Gillian married Ozanne in 2004 but the couple split two years later. She then got together with businessman Mark Griffiths, the father of her sons, but split from him last year. She also has an 18-year-old daughter, Piper, from her first marriage - to one of The X-Files' crew - which ended in 1997. Currently single, she reckons that motherhood is a very different experience second time around.
"Looking back to my twenties I don't think I realised the importance of that role at the time," she admits. "I can say that I did my very best and I fought hard to get as much time with my daughter as possible, even if that meant that she was on set with me all day long. I feel very good about what a priority I made it, even though I was young. But there's something quite different about being an older mum and having that life experience; it feels more precious somehow. It becomes more and more important to have real quality time with your kids. Also, the more you learn about yourself and the impact your own parents had on you, you start to make different choices."
Gillian still makes sure she schedules time for Piper, even though she's at boarding school. "She comes home at weekends and we have a lot of fun together. It's just a different kind of responsibility having a teenager, as they start to become as much a friend as a child. You have to judge boundaries around what kind of information is appropriate to be shared - it's a delicate balance with mothers and daughters."
Piper is not the only legacy of Gillian's years on The X-Files. The global fame it brought her shows no sign of abating, with new generations discovering the cult show's charms, and a surprising number of girls admitting to crushes on agent Scully.
"I still get letters and emails from people who are my age or a little bit younger saying they're writing because they used to be a fan, or they're 12 years old and just discovered The X-Files," she says. "Often women and girls talk about the strength they've gotten from Scully and how the stuff she went through and the strength she showed has helped them go through difficulties in their own life. It's amazing."
The actress has good reason to be grateful to Scully, and not just for making her famous. "When I was offered The X-Files pilot I was on my last unemployment cheque - I was literally sleeping on somebody's couch," she says.
"I was young and naive and I didn't know what I was getting myself in to. I've generally thrown myself into things without standing back and assessing the situation, or asking myself if it's really something I want to do, but if I had my time again I wouldn't choose any differently."
Gillian seems to have no fear of the roles drying up. On the day we meet she's received no less than four job offers, and there's already another series of The Fall in the pipeline. But she admits that not even her flawless features are immune from the effects of time.

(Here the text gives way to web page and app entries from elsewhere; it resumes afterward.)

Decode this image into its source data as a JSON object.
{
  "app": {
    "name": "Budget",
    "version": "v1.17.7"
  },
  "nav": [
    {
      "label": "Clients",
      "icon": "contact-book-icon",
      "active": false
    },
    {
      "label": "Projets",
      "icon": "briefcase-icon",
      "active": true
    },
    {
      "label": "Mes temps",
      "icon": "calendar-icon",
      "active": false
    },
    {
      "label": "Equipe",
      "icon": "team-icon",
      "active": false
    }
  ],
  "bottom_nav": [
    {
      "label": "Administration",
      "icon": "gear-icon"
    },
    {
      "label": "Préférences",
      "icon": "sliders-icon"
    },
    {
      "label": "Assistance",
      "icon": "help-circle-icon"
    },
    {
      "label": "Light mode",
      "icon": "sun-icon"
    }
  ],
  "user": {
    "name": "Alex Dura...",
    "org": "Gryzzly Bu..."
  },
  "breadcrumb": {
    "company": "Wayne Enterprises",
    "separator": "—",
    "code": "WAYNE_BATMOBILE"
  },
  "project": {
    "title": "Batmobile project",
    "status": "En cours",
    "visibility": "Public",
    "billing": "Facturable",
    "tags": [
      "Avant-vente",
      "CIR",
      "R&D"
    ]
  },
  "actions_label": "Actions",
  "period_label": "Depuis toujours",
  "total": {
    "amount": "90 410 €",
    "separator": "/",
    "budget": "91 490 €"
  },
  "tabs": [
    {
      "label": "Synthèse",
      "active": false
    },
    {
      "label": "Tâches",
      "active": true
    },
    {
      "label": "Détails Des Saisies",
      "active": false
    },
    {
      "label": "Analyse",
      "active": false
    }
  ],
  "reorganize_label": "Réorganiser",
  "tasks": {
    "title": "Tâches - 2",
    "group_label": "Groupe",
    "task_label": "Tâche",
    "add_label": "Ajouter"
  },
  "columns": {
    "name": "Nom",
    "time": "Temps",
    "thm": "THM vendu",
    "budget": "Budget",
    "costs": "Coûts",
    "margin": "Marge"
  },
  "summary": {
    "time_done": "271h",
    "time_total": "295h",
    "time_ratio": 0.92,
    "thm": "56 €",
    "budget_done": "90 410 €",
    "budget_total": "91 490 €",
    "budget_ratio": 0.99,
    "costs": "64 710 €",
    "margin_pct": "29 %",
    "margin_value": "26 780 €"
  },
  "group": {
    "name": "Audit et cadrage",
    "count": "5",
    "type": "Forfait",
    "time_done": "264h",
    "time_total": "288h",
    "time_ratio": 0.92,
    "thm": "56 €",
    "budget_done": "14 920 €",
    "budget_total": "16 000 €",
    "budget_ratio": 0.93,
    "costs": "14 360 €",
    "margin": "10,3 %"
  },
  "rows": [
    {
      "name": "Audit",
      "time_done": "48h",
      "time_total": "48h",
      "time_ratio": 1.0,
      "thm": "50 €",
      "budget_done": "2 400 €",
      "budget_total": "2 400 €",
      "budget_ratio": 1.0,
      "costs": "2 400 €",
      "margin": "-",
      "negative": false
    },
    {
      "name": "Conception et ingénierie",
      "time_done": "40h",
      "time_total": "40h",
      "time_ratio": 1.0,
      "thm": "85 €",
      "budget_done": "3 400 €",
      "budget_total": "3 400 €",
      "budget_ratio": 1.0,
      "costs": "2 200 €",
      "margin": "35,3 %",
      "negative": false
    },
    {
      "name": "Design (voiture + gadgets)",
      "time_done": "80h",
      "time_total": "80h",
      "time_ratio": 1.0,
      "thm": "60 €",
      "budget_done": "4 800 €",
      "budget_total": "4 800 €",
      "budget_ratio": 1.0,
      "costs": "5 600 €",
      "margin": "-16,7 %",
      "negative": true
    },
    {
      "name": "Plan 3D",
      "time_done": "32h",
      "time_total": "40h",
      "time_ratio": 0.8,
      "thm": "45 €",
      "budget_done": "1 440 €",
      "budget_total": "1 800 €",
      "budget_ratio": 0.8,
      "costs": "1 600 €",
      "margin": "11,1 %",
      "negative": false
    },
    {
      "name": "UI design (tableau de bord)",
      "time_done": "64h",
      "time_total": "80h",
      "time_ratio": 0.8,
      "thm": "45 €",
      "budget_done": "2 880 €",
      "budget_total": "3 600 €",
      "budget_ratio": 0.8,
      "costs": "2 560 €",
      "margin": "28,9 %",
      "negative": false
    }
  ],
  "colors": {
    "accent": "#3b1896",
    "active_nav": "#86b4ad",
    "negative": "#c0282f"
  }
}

"I never used to be bothered about hair and make-up and all that stuff, but I've started to pay a little bit more attention and that has to be vanity," she admits. "I care a little bit more now than I ever used to about how I look, and that has to do with ageing. But I really don't try that hard to stay in shape. I go through stages of yoga a few times a week and throw in some running.
"I've worked with trainers at various times in my life - but what that does is negligible," she adds. "I'm never going to be that person who gets up at 5am every day before the kids wake up so that I can work out for an hour. I'm just too lazy. If I thought it was actually going to make any difference to the state of my thighs I might but it doesn't. The bits I'm worried about are unchangeable and I just have to accept them."